With decks like Amulet and Splinter Twin, we needed months of consistent dominant performances. The same player winning two GPs and then taking up maybe one slot per top 8 in the next few events is enough to call it a tier one deck, but nowhere close to enough to justify action.
Even if action were justified, is Ancient Stirrings really the right card to ban?
If you ban Ancient Stirrings, you incidentally remove Amulet, Lantern, Mono-Green Tron, and probably R/G or Bant Eldrazi from the format as well. You can make the case that that's desirable, but it's a difficult case to make in the face of an understanding of the prime directive being diversity.
If Ironworks is the problem, you could ban Ironworks itself. This is a blunt solution that 100% wipes out the deck, but it's on the table.
The other option is to ban Mox Opal. This would almost certainly also kill Lantern and Affinity. Again, a hard sell, but fewer decks than Ancient Stirrings. More importantly, I'd argue that Mox Opal is the real problem card.
As powerful as Ancient Stirrings is, at the end of the day, it's worse than if you'd just gotten luckier and drawn the card you wanted in the first place. No one's nut draw includes Ancient Stirrings. With Mox Opal, you get to effortlessly break a fundamental rule of Magic.
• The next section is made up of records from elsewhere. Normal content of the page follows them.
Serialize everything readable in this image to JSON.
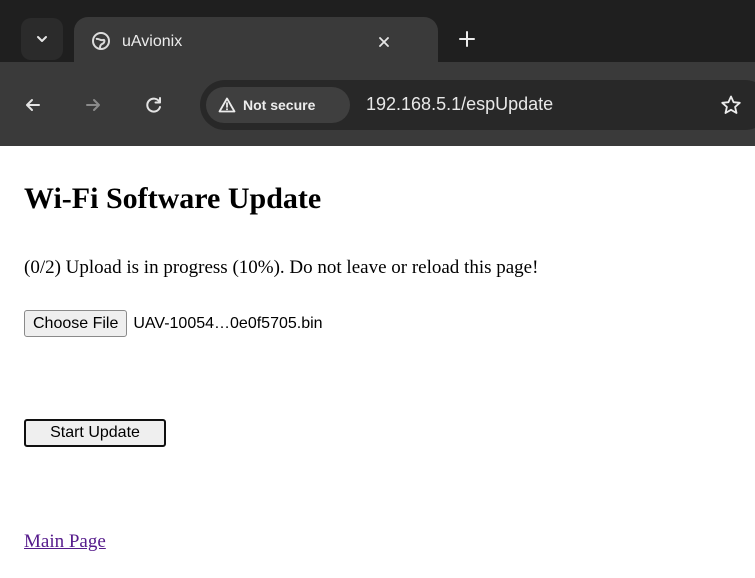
{
  "browser": {
    "tab": {
      "title": "uAvionix"
    },
    "address_bar": {
      "security_label": "Not secure",
      "url": "192.168.5.1/espUpdate"
    },
    "icons": [
      "tab-search-chevron-icon",
      "globe-icon",
      "close-icon",
      "plus-icon",
      "back-arrow-icon",
      "forward-arrow-icon",
      "reload-icon",
      "warning-triangle-icon",
      "star-icon"
    ],
    "colors": {
      "tabstrip": "#1f1f1f",
      "toolbar": "#3a3a3a",
      "omnibox": "#282828"
    }
  },
  "page": {
    "heading": "Wi-Fi Software Update",
    "status": "(0/2) Upload is in progress (10%). Do not leave or reload this page!",
    "file_input": {
      "button_label": "Choose File",
      "file_name": "UAV-10054…0e0f5705.bin"
    },
    "start_button": "Start Update",
    "main_link": "Main Page",
    "colors": {
      "link_visited": "#551a8b"
    }
  }
}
If Mox Opal is in your deck, all your nut draws involve Mox Opal.
As much as I don't like super powerful card selection, if we got to the point where something had to go, I'd personally prefer to see it be Mox Opal.
Ultimately, I think we're still a long way from that point.
To recap, the basic argument against banning Ancient Stirrings:
- A diverse Modern is a healthy Modern
- Linear decks perpetuate diversity
- Linear decks force you to build around your most powerful cards, making it impossible to play all the best cards in a single deck.
- Linear decks are exploitable, meaning they're easier to target and beat when they're expected in large numbers.
- Ancient Stirrings is a powerful linear card that allows several very different archetypes to exist, meaning it's one of the single hardest working cards to maximize diversity.
- While it's over the top powerful, it's only as good as the decks it creates, and none of them are too good.
- If any were too good, it's not clear that it would be the best card in them to ban.